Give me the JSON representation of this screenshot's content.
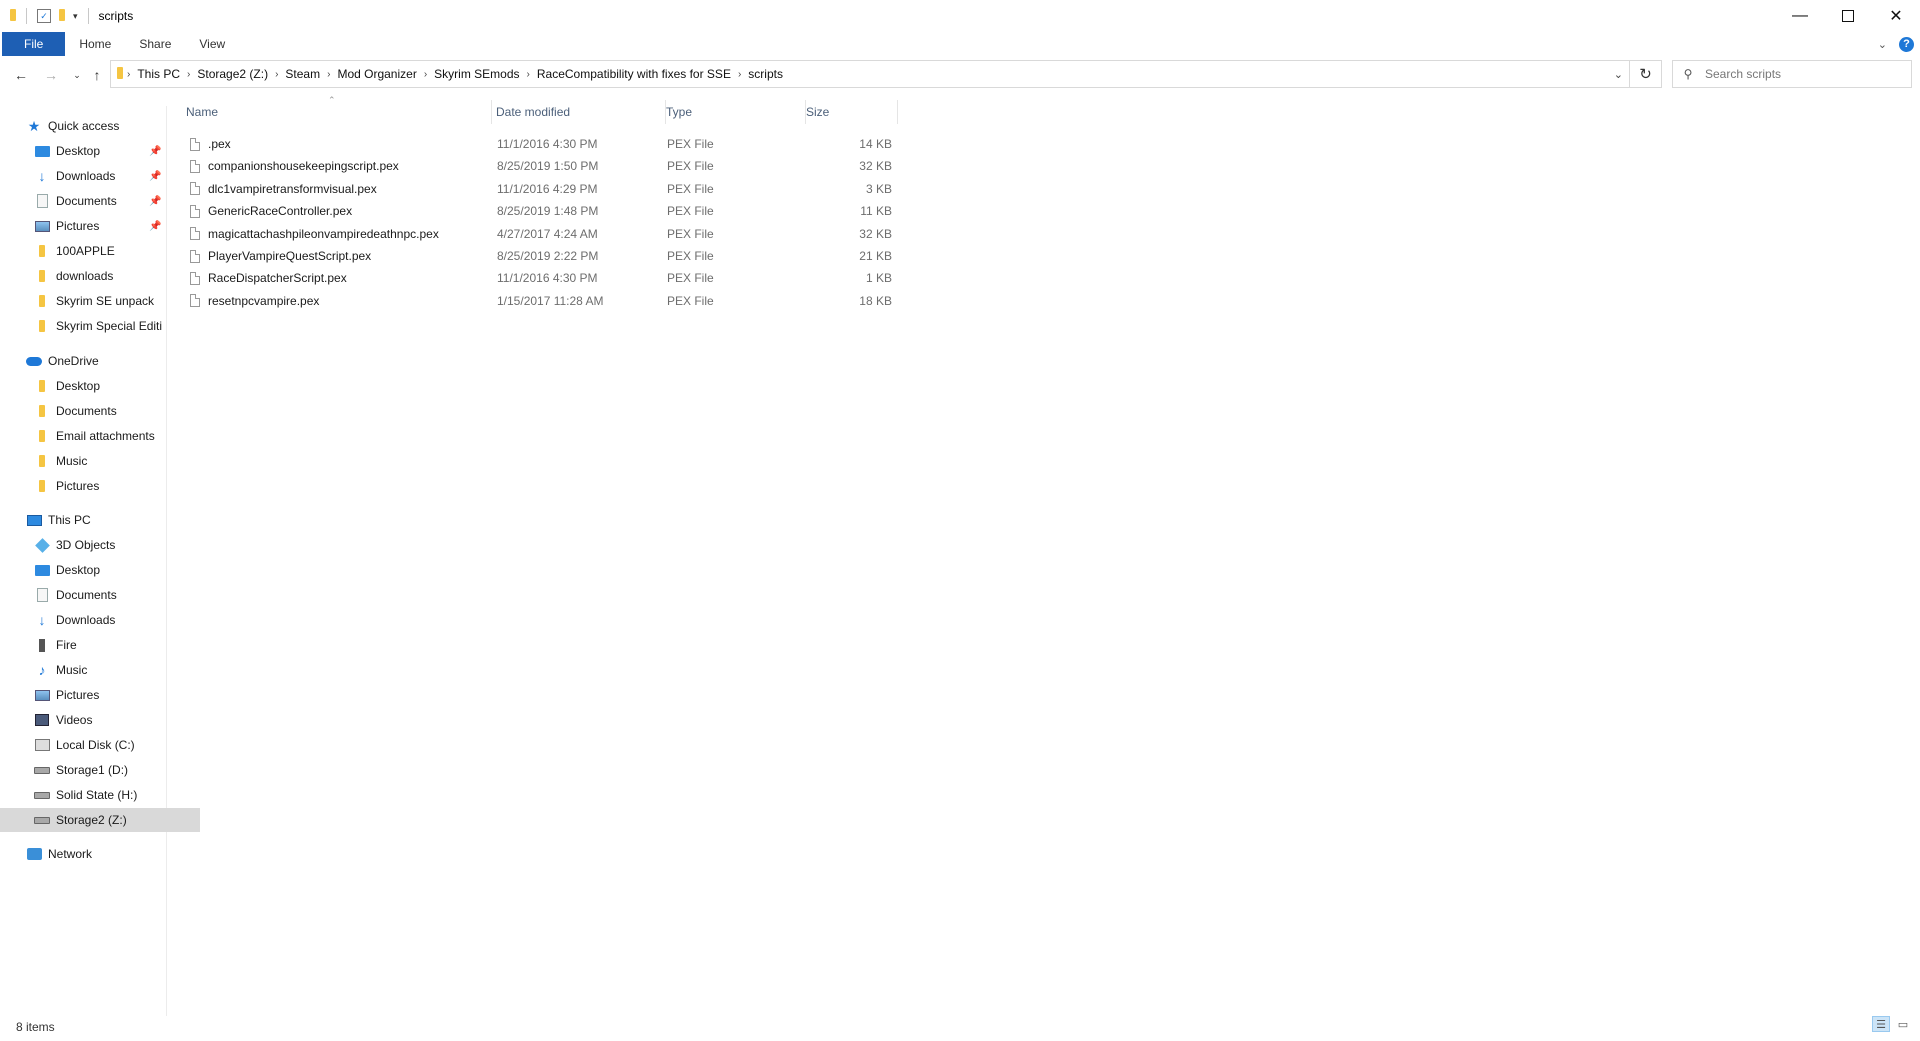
{
  "window": {
    "title": "scripts",
    "controls": [
      "minimize-icon",
      "maximize-icon",
      "close-icon"
    ]
  },
  "ribbon": {
    "tabs": [
      "File",
      "Home",
      "Share",
      "View"
    ]
  },
  "address": {
    "crumbs": [
      "This PC",
      "Storage2 (Z:)",
      "Steam",
      "Mod Organizer",
      "Skyrim SEmods",
      "RaceCompatibility with fixes for SSE",
      "scripts"
    ]
  },
  "search": {
    "placeholder": "Search scripts"
  },
  "sidebar": {
    "quick_access": {
      "label": "Quick access",
      "items": [
        {
          "label": "Desktop",
          "icon": "desktop-icon",
          "pinned": true
        },
        {
          "label": "Downloads",
          "icon": "downloads-icon",
          "pinned": true
        },
        {
          "label": "Documents",
          "icon": "documents-icon",
          "pinned": true
        },
        {
          "label": "Pictures",
          "icon": "pictures-icon",
          "pinned": true
        },
        {
          "label": "100APPLE",
          "icon": "folder-icon",
          "pinned": false
        },
        {
          "label": "downloads",
          "icon": "folder-icon",
          "pinned": false
        },
        {
          "label": "Skyrim SE unpack",
          "icon": "folder-icon",
          "pinned": false
        },
        {
          "label": "Skyrim Special Editi",
          "icon": "folder-icon",
          "pinned": false
        }
      ]
    },
    "onedrive": {
      "label": "OneDrive",
      "items": [
        {
          "label": "Desktop"
        },
        {
          "label": "Documents"
        },
        {
          "label": "Email attachments"
        },
        {
          "label": "Music"
        },
        {
          "label": "Pictures"
        }
      ]
    },
    "this_pc": {
      "label": "This PC",
      "items": [
        {
          "label": "3D Objects",
          "icon": "3d-objects-icon"
        },
        {
          "label": "Desktop",
          "icon": "desktop-icon"
        },
        {
          "label": "Documents",
          "icon": "documents-icon"
        },
        {
          "label": "Downloads",
          "icon": "downloads-icon"
        },
        {
          "label": "Fire",
          "icon": "drive-icon"
        },
        {
          "label": "Music",
          "icon": "music-icon"
        },
        {
          "label": "Pictures",
          "icon": "pictures-icon"
        },
        {
          "label": "Videos",
          "icon": "videos-icon"
        },
        {
          "label": "Local Disk (C:)",
          "icon": "local-disk-icon"
        },
        {
          "label": "Storage1 (D:)",
          "icon": "drive-icon"
        },
        {
          "label": "Solid State (H:)",
          "icon": "drive-icon"
        },
        {
          "label": "Storage2 (Z:)",
          "icon": "drive-icon",
          "selected": true
        }
      ]
    },
    "network": {
      "label": "Network"
    }
  },
  "columns": [
    "Name",
    "Date modified",
    "Type",
    "Size"
  ],
  "files": [
    {
      "name": ".pex",
      "date": "11/1/2016 4:30 PM",
      "type": "PEX File",
      "size": "14 KB"
    },
    {
      "name": "companionshousekeepingscript.pex",
      "date": "8/25/2019 1:50 PM",
      "type": "PEX File",
      "size": "32 KB"
    },
    {
      "name": "dlc1vampiretransformvisual.pex",
      "date": "11/1/2016 4:29 PM",
      "type": "PEX File",
      "size": "3 KB"
    },
    {
      "name": "GenericRaceController.pex",
      "date": "8/25/2019 1:48 PM",
      "type": "PEX File",
      "size": "11 KB"
    },
    {
      "name": "magicattachashpileonvampiredeathnpc.pex",
      "date": "4/27/2017 4:24 AM",
      "type": "PEX File",
      "size": "32 KB"
    },
    {
      "name": "PlayerVampireQuestScript.pex",
      "date": "8/25/2019 2:22 PM",
      "type": "PEX File",
      "size": "21 KB"
    },
    {
      "name": "RaceDispatcherScript.pex",
      "date": "11/1/2016 4:30 PM",
      "type": "PEX File",
      "size": "1 KB"
    },
    {
      "name": "resetnpcvampire.pex",
      "date": "1/15/2017 11:28 AM",
      "type": "PEX File",
      "size": "18 KB"
    }
  ],
  "status": {
    "item_count": "8 items"
  },
  "colors": {
    "file_tab": "#1e5fb4",
    "selected_nav": "#d9d9d9",
    "header_text": "#4c607a"
  }
}
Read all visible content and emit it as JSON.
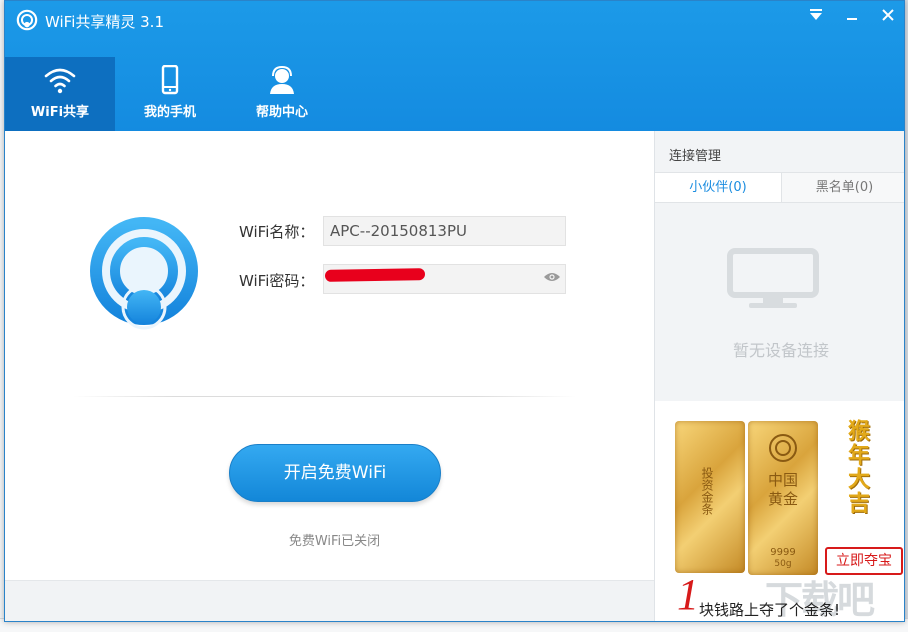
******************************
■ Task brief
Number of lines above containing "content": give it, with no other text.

■ Exercise result
2